* Exercise prompt:
Exact output of all the records is required.
== Supplied data
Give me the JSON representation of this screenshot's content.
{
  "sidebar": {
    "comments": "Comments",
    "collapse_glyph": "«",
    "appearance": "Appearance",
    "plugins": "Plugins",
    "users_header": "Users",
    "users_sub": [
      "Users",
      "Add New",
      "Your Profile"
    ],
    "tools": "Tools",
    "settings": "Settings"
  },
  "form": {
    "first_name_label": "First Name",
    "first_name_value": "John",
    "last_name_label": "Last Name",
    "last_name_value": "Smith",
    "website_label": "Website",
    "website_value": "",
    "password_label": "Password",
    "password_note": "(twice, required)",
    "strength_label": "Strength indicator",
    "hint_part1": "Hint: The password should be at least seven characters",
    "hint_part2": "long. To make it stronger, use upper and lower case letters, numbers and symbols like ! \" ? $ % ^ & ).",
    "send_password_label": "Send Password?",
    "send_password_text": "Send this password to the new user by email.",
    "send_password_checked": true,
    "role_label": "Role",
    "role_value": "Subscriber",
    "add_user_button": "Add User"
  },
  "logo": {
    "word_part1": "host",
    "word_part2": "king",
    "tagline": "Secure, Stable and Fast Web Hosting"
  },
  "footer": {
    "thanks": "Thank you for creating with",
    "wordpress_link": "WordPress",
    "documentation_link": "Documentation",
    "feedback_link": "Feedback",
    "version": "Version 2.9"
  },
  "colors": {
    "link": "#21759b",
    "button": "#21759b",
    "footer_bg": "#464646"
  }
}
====
* Task response:
Give me the JSON representation of this screenshot's content.
{
  "sidebar": {
    "comments": "Comments",
    "collapse_glyph": "«",
    "appearance": "Appearance",
    "plugins": "Plugins",
    "users_header": "Users",
    "users_sub": [
      "Users",
      "Add New",
      "Your Profile"
    ],
    "tools": "Tools",
    "settings": "Settings"
  },
  "form": {
    "first_name_label": "First Name",
    "first_name_value": "John",
    "last_name_label": "Last Name",
    "last_name_value": "Smith",
    "website_label": "Website",
    "website_value": "",
    "password_label": "Password",
    "password_note": "(twice, required)",
    "strength_label": "Strength indicator",
    "hint_part1": "Hint: The password should be at least seven characters",
    "hint_part2": "long. To make it stronger, use upper and lower case letters, numbers and symbols like ! \" ? $ % ^ & ).",
    "send_password_label": "Send Password?",
    "send_password_text": "Send this password to the new user by email.",
    "send_password_checked": true,
    "role_label": "Role",
    "role_value": "Subscriber",
    "add_user_button": "Add User"
  },
  "logo": {
    "word_part1": "host",
    "word_part2": "king",
    "tagline": "Secure, Stable and Fast Web Hosting"
  },
  "footer": {
    "thanks": "Thank you for creating with",
    "wordpress_link": "WordPress",
    "documentation_link": "Documentation",
    "feedback_link": "Feedback",
    "version": "Version 2.9"
  },
  "colors": {
    "link": "#21759b",
    "button": "#21759b",
    "footer_bg": "#464646"
  }
}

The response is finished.